In recent days, we have read and heard plenty of commentary about the mass shooting in Orlando, Fla. We also contemplate the killing of a member of the British Parliament prior to a referendum on whether the United Kingdom should remain part of the European Union.
Swirling around these devastating events are a series of questions about how human beings identify other human beings, and about how we self-identify.
We Catholic Christians, having just heard last weekend the words of St. Paul in Galatians 3:28, “There is neither Jew nor Greek, there is neither slave nor free person, there is not male and female; for you are all one in Christ Jesus,” continue to offer the hope that the upholding of human dignity is not a futile errand.
Paul is not saying that there are no distinctions among human beings. Nationalities and philosophies of life are noteworthy because of the differences they demonstrate. Slave versus free — an imposed, arbitrary distinction — has been a most painful acting-out of a human tendency toward domination, against which the Christian ethos has rebelled over the centuries, with varying degrees of success. The complementarity of male and female is necessary for the survival of humanity.
But first, we human beings must consider that we have a common origin in God; that we are all sinners; and that in the Son of God Incarnate, all human beings have received an astonishing affirmation of our worth as God’s children.
Our identity as Catholic Christians is to be found in the fact that we are recipients of a gift which we have not earned and could never earn; that the gift of salvation is the cause of our joy; and that, as we have been loved personally by Jesus Christ, we are to give personally of ourselves so that we might pass on this gift of utter peace.
This is a far cry from today’s “identity politics” by which we tend to divide ourselves up into interest groups and breed intolerance for those on the “outside.”
After outbursts of violence, we ruminate upon the mental health of those who have so acted, and wonder how to address problems deep within their psyches.
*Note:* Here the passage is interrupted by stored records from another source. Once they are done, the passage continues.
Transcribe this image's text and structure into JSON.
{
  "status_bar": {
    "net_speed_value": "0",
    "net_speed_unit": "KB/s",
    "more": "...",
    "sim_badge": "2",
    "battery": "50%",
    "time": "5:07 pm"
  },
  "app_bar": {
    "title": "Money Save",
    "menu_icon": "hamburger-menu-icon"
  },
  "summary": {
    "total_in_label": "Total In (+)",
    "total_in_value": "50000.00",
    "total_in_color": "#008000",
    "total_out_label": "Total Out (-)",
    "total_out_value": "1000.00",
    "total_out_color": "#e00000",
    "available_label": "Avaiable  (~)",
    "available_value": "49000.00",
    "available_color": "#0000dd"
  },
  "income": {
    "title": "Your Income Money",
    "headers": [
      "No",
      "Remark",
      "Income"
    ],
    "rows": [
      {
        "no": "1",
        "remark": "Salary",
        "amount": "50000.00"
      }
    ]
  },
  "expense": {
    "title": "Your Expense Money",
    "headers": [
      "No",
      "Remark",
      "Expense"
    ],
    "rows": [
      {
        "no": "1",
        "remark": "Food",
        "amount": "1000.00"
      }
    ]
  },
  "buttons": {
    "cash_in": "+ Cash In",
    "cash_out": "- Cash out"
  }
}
Mental illness remains a “taboo” topic; we who have so suffered must be more forthcoming about our experiences. For if we share our common human experience, we can develop a sense of ease with one another and make it “safe” for the troubled to emerge from the state of being “locked up” inside oneself.
We are told that “a good guy with a gun” will protect us from “a bad guy with a gun.” What if we were to repent of all aggression, whether with weapons or words or attitudes? Our expression “cutting words” is entirely apt. Can we see how wounded we are as we perpetuate a world of “us” and “them”? Can we listen and find out who people really are, instead of hugging to ourselves the prejudices which impede us from exploring reality?
The Son of God has bonded himself to human existence as it is. St. Paul, at Romans 5:8, points out that Jesus’ work of salvation was carried out “while we were still sinners.” Fellow sinners, our task is obvious. We must love people as Jesus has loved us, thereby discovering how human beings can be transformed.